Stanley Shafar remodeled a kitchen, built a back porch and climbed ladders into his 80s. He took a Puma scooter for a ride when he was about 90. He went so fast he had to lean in on the corners.

Robust and barrel-chested, the engineer exuded the vitality and confidence of someone skilled at solving complex mechanical and engineering puzzles since the days when he was a master machinist with the Marines in World War II.

“Find the solution,” he used to say. He believed there were always ways to work around problems.

When Geraldine, his wife of 30 years, suddenly lost much of her sight to macular degeneration, he asked, “Can I donate an eye? Can I give her an eye?”

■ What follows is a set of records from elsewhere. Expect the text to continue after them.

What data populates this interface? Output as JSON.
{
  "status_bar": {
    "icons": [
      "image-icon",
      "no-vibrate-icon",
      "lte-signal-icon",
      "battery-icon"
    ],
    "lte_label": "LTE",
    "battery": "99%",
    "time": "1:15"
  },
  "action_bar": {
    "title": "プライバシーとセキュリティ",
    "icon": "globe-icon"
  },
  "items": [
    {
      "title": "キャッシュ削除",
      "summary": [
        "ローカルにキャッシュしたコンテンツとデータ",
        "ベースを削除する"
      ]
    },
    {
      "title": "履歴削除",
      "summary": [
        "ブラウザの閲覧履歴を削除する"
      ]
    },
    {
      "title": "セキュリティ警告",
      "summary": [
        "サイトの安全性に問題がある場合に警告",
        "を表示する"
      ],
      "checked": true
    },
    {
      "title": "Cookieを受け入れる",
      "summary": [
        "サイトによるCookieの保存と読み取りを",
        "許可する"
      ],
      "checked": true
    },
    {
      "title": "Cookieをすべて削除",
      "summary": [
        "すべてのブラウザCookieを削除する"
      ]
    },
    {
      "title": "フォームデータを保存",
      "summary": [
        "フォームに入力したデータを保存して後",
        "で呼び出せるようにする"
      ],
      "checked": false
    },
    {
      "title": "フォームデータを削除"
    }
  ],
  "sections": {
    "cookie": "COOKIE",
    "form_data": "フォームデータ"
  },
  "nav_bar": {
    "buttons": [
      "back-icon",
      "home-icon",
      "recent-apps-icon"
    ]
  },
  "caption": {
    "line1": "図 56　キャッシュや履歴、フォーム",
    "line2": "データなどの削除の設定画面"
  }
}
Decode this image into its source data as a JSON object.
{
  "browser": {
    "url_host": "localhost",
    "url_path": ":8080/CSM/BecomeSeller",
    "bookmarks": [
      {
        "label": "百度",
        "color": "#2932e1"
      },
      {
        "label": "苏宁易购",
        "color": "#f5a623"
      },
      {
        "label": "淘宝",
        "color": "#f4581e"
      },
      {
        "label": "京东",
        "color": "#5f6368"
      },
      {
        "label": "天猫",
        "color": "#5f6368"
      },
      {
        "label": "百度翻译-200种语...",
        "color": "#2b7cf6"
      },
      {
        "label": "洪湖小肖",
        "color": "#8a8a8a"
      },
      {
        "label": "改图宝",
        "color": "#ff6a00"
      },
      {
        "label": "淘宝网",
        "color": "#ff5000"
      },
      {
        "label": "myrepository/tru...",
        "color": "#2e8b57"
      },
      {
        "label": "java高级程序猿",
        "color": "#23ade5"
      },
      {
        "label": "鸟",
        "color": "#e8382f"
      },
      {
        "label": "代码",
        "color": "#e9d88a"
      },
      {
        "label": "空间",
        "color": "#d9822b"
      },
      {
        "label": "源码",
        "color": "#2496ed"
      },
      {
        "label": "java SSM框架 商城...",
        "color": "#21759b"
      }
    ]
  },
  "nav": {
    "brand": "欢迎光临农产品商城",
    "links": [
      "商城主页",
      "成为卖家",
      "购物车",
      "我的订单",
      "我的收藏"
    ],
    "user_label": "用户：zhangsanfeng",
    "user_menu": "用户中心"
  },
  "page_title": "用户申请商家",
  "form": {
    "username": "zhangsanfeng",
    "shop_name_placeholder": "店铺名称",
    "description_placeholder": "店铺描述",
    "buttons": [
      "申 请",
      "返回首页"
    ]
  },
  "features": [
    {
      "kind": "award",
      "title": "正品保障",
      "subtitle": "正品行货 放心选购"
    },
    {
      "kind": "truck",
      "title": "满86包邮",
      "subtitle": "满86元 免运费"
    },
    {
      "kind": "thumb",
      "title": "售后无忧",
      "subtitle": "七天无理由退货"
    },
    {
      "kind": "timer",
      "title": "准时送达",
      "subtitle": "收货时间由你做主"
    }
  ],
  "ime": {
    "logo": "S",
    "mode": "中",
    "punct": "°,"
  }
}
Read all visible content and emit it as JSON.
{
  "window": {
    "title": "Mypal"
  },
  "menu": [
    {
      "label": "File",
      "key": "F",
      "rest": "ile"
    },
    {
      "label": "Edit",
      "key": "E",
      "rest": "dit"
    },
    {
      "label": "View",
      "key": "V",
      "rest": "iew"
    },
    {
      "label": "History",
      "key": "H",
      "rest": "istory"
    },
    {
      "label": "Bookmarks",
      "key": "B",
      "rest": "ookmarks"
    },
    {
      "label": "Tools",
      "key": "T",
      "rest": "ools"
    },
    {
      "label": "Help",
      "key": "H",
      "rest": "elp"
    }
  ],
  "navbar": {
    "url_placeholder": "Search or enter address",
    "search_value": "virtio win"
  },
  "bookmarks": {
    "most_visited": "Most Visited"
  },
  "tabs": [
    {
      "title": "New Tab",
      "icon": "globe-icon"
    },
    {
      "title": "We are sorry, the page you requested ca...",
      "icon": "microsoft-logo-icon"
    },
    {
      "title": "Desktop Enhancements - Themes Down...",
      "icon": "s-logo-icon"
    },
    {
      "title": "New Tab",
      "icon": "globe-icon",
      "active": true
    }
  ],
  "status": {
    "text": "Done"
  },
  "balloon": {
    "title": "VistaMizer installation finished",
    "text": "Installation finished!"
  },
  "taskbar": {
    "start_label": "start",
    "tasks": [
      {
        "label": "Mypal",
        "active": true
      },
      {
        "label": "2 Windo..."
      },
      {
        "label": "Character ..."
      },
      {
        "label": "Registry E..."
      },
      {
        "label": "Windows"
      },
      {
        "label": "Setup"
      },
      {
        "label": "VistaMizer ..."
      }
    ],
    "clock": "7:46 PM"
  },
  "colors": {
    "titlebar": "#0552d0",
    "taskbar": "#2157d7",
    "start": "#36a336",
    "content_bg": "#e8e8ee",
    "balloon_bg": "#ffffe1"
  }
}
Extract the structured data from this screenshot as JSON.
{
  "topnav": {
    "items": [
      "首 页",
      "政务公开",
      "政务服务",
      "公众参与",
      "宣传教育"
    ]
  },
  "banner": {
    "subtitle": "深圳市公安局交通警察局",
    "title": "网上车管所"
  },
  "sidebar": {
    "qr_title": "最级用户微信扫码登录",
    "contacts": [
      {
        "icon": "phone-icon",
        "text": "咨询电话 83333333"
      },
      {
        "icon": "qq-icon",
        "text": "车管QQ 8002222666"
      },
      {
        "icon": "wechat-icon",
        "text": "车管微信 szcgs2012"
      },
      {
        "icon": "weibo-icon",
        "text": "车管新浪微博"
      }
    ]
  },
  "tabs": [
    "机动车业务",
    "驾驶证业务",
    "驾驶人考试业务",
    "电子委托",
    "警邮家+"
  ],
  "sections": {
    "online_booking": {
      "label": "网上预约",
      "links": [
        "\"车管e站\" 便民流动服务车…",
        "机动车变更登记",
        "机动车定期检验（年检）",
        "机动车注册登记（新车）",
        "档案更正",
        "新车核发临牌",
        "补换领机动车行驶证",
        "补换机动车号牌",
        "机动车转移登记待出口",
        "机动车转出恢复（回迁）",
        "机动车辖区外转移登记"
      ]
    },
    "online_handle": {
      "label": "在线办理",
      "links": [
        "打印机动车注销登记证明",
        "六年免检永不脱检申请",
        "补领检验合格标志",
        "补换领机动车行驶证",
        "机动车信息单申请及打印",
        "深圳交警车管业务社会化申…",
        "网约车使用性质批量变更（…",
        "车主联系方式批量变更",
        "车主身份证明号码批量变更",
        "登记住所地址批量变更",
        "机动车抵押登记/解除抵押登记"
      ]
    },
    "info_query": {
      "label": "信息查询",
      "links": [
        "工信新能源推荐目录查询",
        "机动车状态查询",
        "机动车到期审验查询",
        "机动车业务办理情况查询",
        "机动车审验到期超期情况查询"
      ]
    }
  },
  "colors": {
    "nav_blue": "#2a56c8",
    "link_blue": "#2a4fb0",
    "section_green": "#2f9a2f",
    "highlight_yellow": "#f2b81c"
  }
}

The ophthalmologist told him it wouldn’t do any good. Mr. Shafar knew the odds were against him always being there as her “seeing-eye husband.”

“Dad knew at some point he was going to die first because he was 10 years older,” said his son, Tom Shafar. “He said ‘Gerry, count your steps to the laundromat and you’ll know you’re there. Count your steps to the cafeteria.’ He always said find a solution, there’s a way.”

They lived at Presence Resurrection Retirement Home. There, “He taught her where the steps were, where the buttons were for the elevator. For the last nine months of his life, he taught her how to navigate alone. He made her one with this building,” said a stepson, Larry Fisher. “He made her open up the door with the key. He made her lead him to the dining room.”

Stanley and Gerry Shafar were married 30 years. / Facebook photo

Stanley Shafar and Gerry Fisher were married 30 years. | Facebook photo

“He wanted me to be dependent on myself,” his wife said. “He gave me a sense that I wouldn’t fall apart. That I would be able to cope with a lot of stuff.”

Mr. Shafar, 95, collapsed and died on Sept. 7 while preparing to head to an exercise class.

Thanks to their problem-solving, “I went down for the mail yesterday, today. I put it under my closed-circuit reader that [magnifies] it all up. What was junk mail, I threw out,” his wife said. “I’m able to get up. I’m able to make my breakfast.”

“He stayed on her and refused to let her be dependent,” said another stepson, Scott Fisher.

He was born to immigrant parents, George and Mary Shafar, tailors at Hart Schaffner Marx. His father once worked on a suit for President Franklin D. Roosevelt. Young Stanley picked up Croatian from his parents. When he and Gerry visited his parents’ European hometown, his fluency fooled locals into thinking he was born there.

The Shafars lived at 19th and Racine. They had the first radio in the neighborhood. Traffic would stop as people looked around to figure out where the voices and music were coming from, said his daughter, Carol Hageman. When he was 5, they moved to 26th and Cuyler in Berwyn. “Cows and chickens were two blocks away,” she said.

He excelled in machine shop and drafting classes at the old Morton High School. As a prank, he once took apart a friend’s Model T and left the parts in the garage — and was able to put it together again.

During World War II, he served in the Marines in Hawaii, working as a machinist. He figured out how to repair a massive crane by removing a shaft from a boat propeller and grinding it to size for 20 hours to create an axle for a pulley. And when military vehicles kept breaking down, he salvaged cast-iron sash weights from the base windows to make axle pins.

“He was a real MacGyver,” said another son, Paul Shafar. “He could fix things like you wouldn’t believe.”

Mr. Shafar returned home after the war and married Eleanor Maslowski in 1948. They had four children during a 25-year marriage that ended in divorce.

Stanley Shafar and his extended family. / supplied photo

Stanley Shafar and his extended family. | Provided photo

He taught engineering at the Illinois Institute of Technology and landed a job at Hotpoint, where he worked on an “egg carton” for refrigerators. He helped modernize the “ice box” design, creating square edges instead of rounded corners. Later in life, he worked at Reflector Hardware. He rose to be engineering director at Chicago Display, where he engineered store displays and shelving for Hostess snacks, gas stations and grocery stores.

Mr. Shafar coached his kids’ sports teams and enjoyed family vacations to Wisconsin, Florida, Georgia and Missouri.

At a Parents Without Partners event, he met Gerry Fisher, a widow. Throughout their lives together, “He always seemed to be holding her or touching her in some way,” Scott Fisher said.

He enjoyed playing the concertina and singing and dancing. Perhaps because of his Marine training, “Every minute of every day, his shoes were shined,” Scott Fisher said.

Mr. Shafar also is survived by another son, Larry, and 13 grandchildren and seven great-grandchildren. Services have been held.